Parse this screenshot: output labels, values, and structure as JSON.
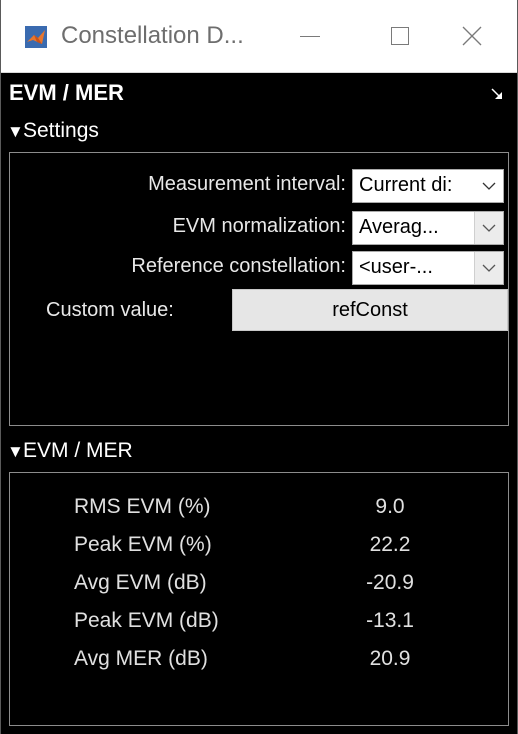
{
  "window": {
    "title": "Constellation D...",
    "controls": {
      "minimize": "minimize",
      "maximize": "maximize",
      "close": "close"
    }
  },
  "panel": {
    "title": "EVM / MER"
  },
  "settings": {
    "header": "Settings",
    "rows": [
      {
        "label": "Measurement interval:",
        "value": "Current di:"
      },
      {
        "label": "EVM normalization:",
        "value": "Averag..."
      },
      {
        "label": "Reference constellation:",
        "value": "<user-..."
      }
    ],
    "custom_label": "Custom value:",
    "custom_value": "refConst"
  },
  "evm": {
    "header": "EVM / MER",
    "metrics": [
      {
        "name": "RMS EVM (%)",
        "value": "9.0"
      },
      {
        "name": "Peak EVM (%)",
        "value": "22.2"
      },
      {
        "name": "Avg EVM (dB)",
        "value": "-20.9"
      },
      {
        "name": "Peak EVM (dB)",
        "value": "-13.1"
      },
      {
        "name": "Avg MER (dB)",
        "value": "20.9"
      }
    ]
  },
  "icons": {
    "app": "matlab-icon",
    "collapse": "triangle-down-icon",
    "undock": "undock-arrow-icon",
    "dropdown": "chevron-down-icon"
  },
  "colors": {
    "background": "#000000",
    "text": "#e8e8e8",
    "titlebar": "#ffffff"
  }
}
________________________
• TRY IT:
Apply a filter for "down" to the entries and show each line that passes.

• SOLUTION TO THE EXERCISE:
    "collapse": "triangle-down-icon",
    "dropdown": "chevron-down-icon"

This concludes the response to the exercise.